Being a Space Man is Something I Have to Do

Being a Space Man is Something I Have to Do

By: Stephanie Ngo
  6575 reads

"When I found out about this I went through a wide range of emotions; first I was nervous, then anxious, then weary, apprehensive, then kinda sleepy...then worried and then concerned. But now I realize that being a space man is something you have to do."  - Marge Simpson in Deep Space Homer Episode

This is exactly how I felt when I found out that I was selected as the Special Projects Assistant for SFU Career Services, especially the part about being sleepy...kidding.

Transitioning into a workplace can be intimidating and exciting, but what I enjoyed most about my work term was how my coworkers instantly made me feel like a part of the family.  Within the first couple weeks of starting this new position, I felt overwhelmed with the list of projects that needed to be completed by the end of the summer. However, the staff's friendly attitude and willingness to lend a hand put me at ease knowing that I had support.

What I enjoy the most about working with Career Services is the open communication amongst the team because they were not only patient with my progression, but were constantly giving me constructive criticism on my work. For example, I was provided the opportunity to design stickers for a book as one of my first projects despite having minimal design experience. I was very fortunate that I had people believing in me and I was given the chance to develop my skills and further challenge myself.

Having said that, here are some tips that I learned from my colleagues that have helped ease my transition into the workplace:

  • Communicate with your supervisor and establish what his or her expectations are    (i.e. dress code, policies and asking for time off).
  • Ask questions! Do not hesitate to ask your supervisor if you are unsure about your tasks and responsibilities. There's no such thing as a dumb question.
  • Take notes during your first week of training. There will be a lot of information and they do not expect you to know everything right away.
  • Come to work early to get acquainted  with your work environment.
  • Take note of key staff and what their roles are.  When I first started,  I scheduled brief 10-15 minute informal meetings to help me understand what they did and how they fit into the work place.
  • Set achievable learning objectives and consult with your supervisor.  By doing so, it shows that you are taking responsibility for your own growth within the work place.
  • Last tip - Breathe and smile! Everyone makes mistakes. Don't sweat it. Be polite, friendly and confident.

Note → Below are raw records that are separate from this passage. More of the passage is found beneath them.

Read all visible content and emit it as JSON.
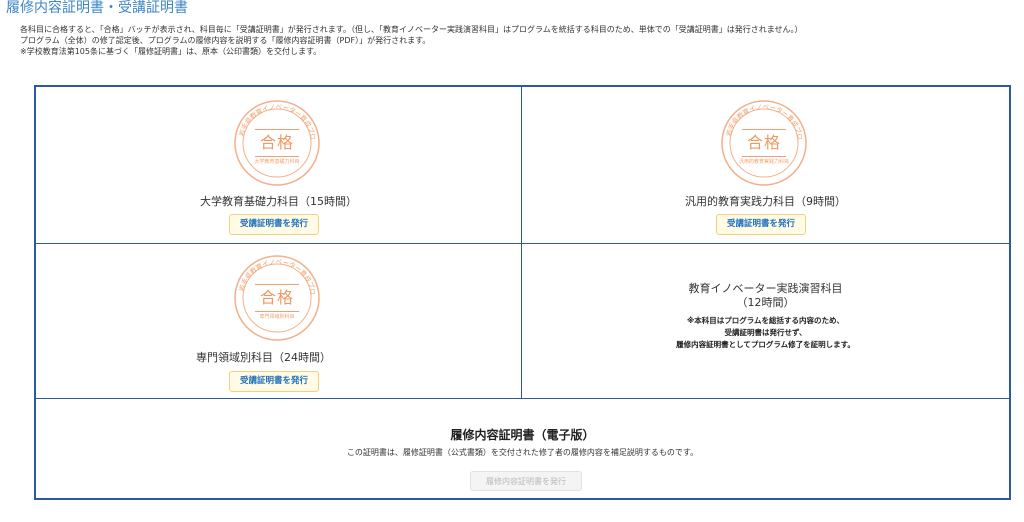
{
  "page": {
    "title": "履修内容証明書・受講証明書",
    "intro_lines": [
      "各科目に合格すると、「合格」バッチが表示され、科目毎に「受講証明書」が発行されます。（但し、「教育イノベーター実践演習科目」はプログラムを統括する科目のため、単体での「受講証明書」は発行されません。）",
      "プログラム（全体）の修了認定後、プログラムの履修内容を説明する「履修内容証明書（PDF）」が発行されます。",
      "※学校教育法第105条に基づく「履修証明書」は、原本（公印書類）を交付します。"
    ]
  },
  "seal": {
    "center": "合格",
    "ring": "岩手県教育イノベーター育成プログラム",
    "color": "#ef9a66"
  },
  "courses": [
    {
      "name": "大学教育基礎力科目（15時間）",
      "seal_sub": "大学教育基礎力科目",
      "button": "受講証明書を発行"
    },
    {
      "name": "汎用的教育実践力科目（9時間）",
      "seal_sub": "汎用的教育実践力科目",
      "button": "受講証明書を発行"
    },
    {
      "name": "専門領域別科目（24時間）",
      "seal_sub": "専門領域別科目",
      "button": "受講証明書を発行"
    }
  ],
  "innovator": {
    "title_line1": "教育イノベーター実践演習科目",
    "title_line2": "（12時間）",
    "note_line1": "※本科目はプログラムを総括する内容のため、",
    "note_line2": "受講証明書は発行せず、",
    "note_line3": "履修内容証明書としてプログラム修了を証明します。"
  },
  "document": {
    "title": "履修内容証明書（電子版）",
    "description": "この証明書は、履修証明書（公式書類）を交付された修了者の履修内容を補足説明するものです。",
    "button": "履修内容証明書を発行",
    "button_enabled": false
  },
  "colors": {
    "title": "#3d85c6",
    "border": "#2c5aa0",
    "button_bg": "#fffbe5",
    "button_text": "#1e6fbf"
  }
}
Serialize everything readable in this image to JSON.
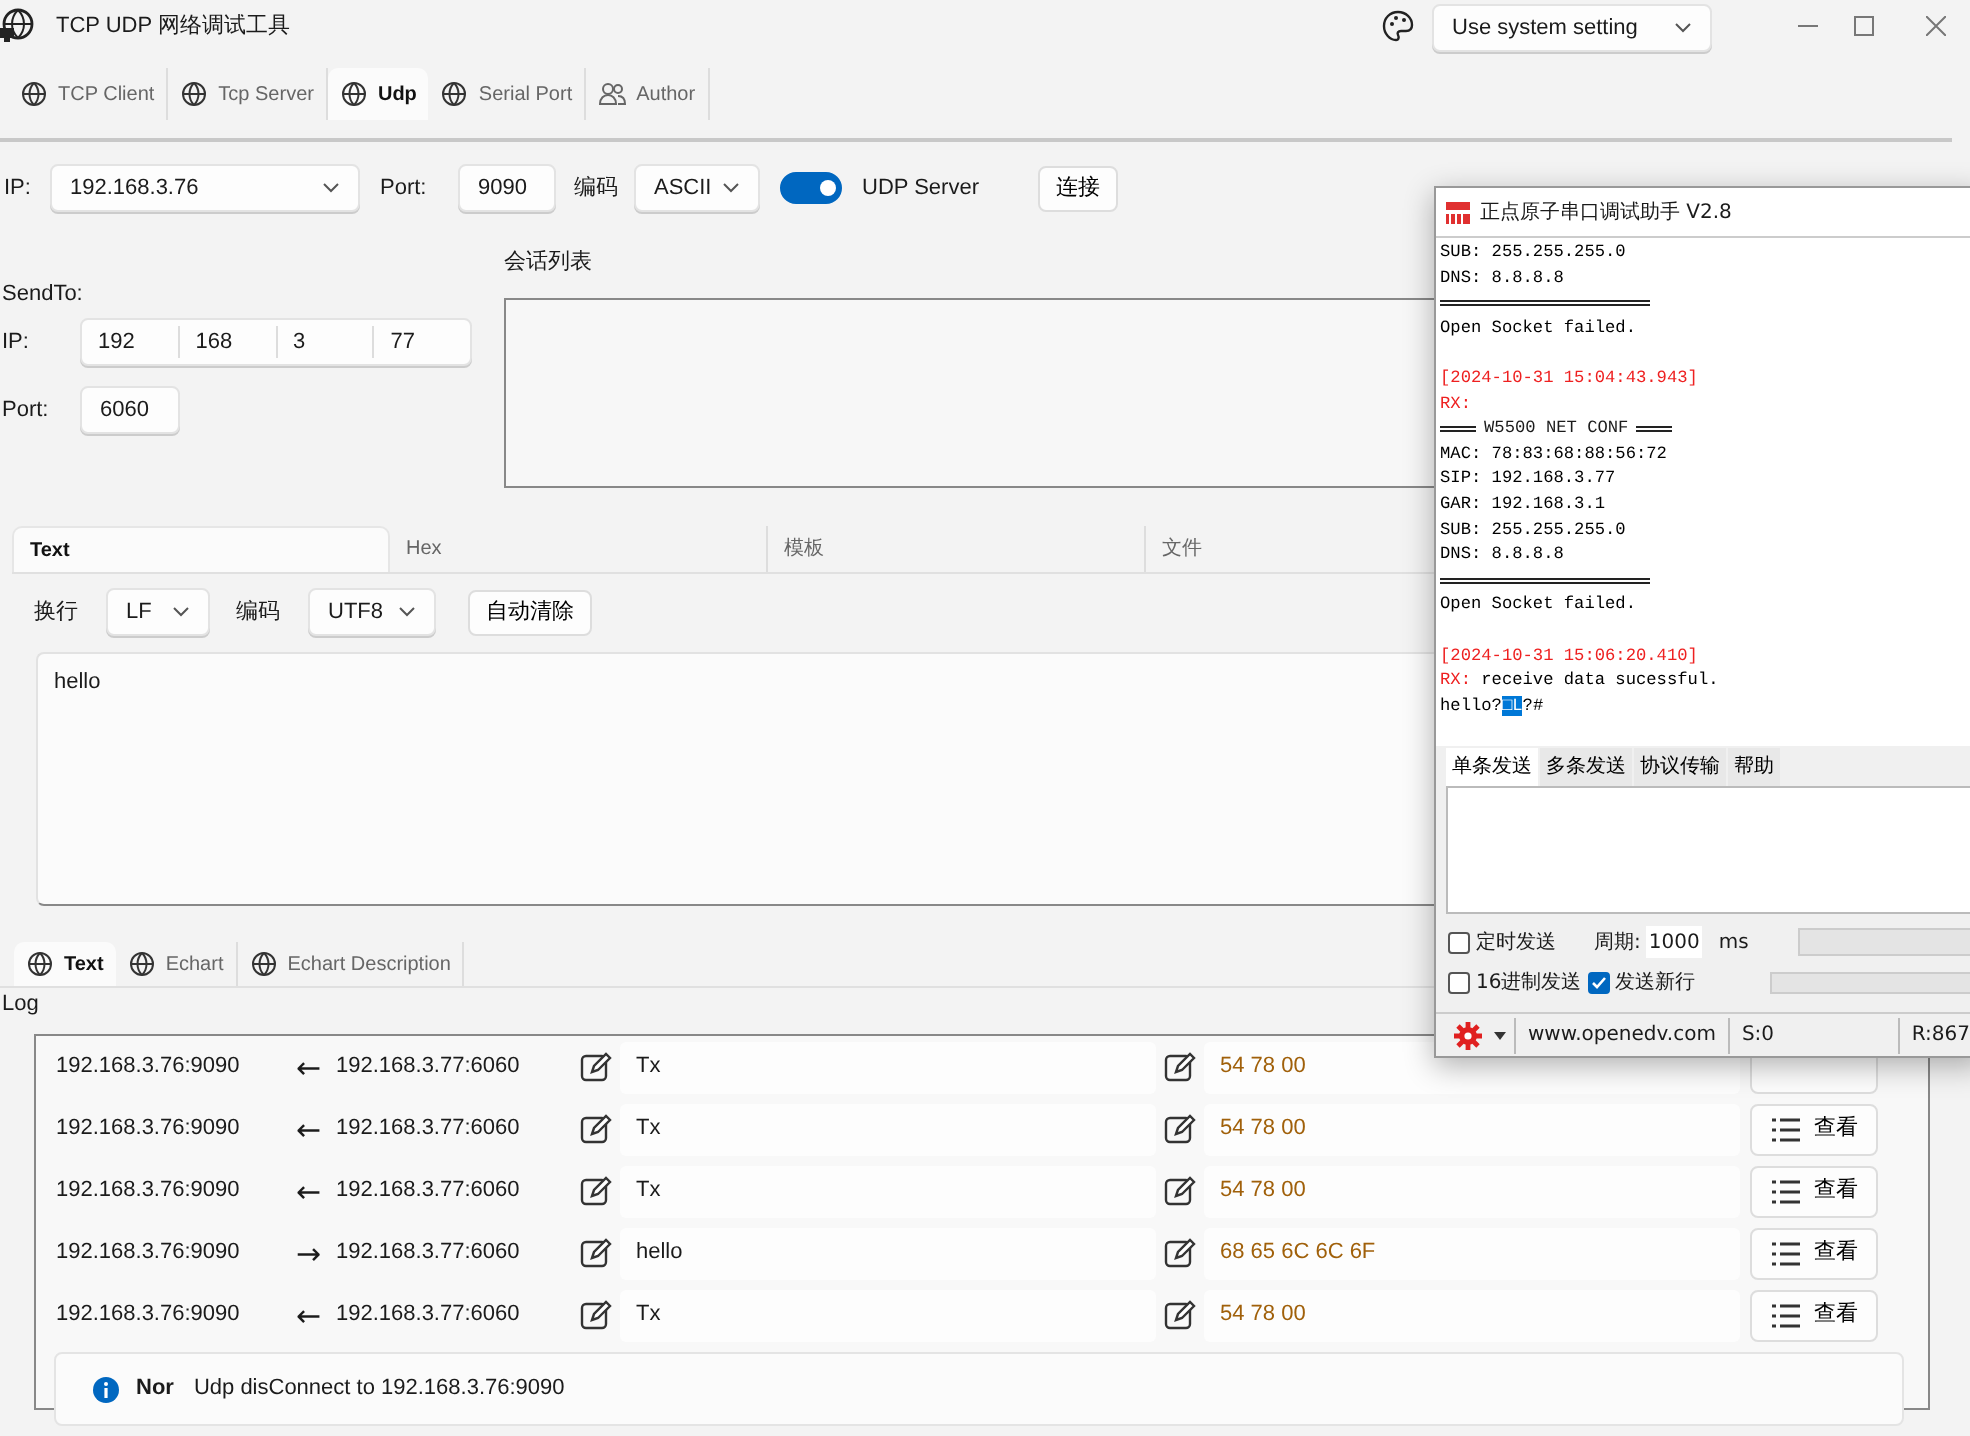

Nobody expects you to walk into your new job knowing everything. There is always something new to learn in every workplace. Navigating through a new culture can be stressful.  Believe me, I made it hard on myself thinking that everything had to be done quickly. I tried to do too much too soon. Haste makes waste! 

Always remember to enjoy your time working because not only have I gained new skills but I felt like I was an important part of the team which was the best thing about my co-op experience!

Posted on September 27, 2012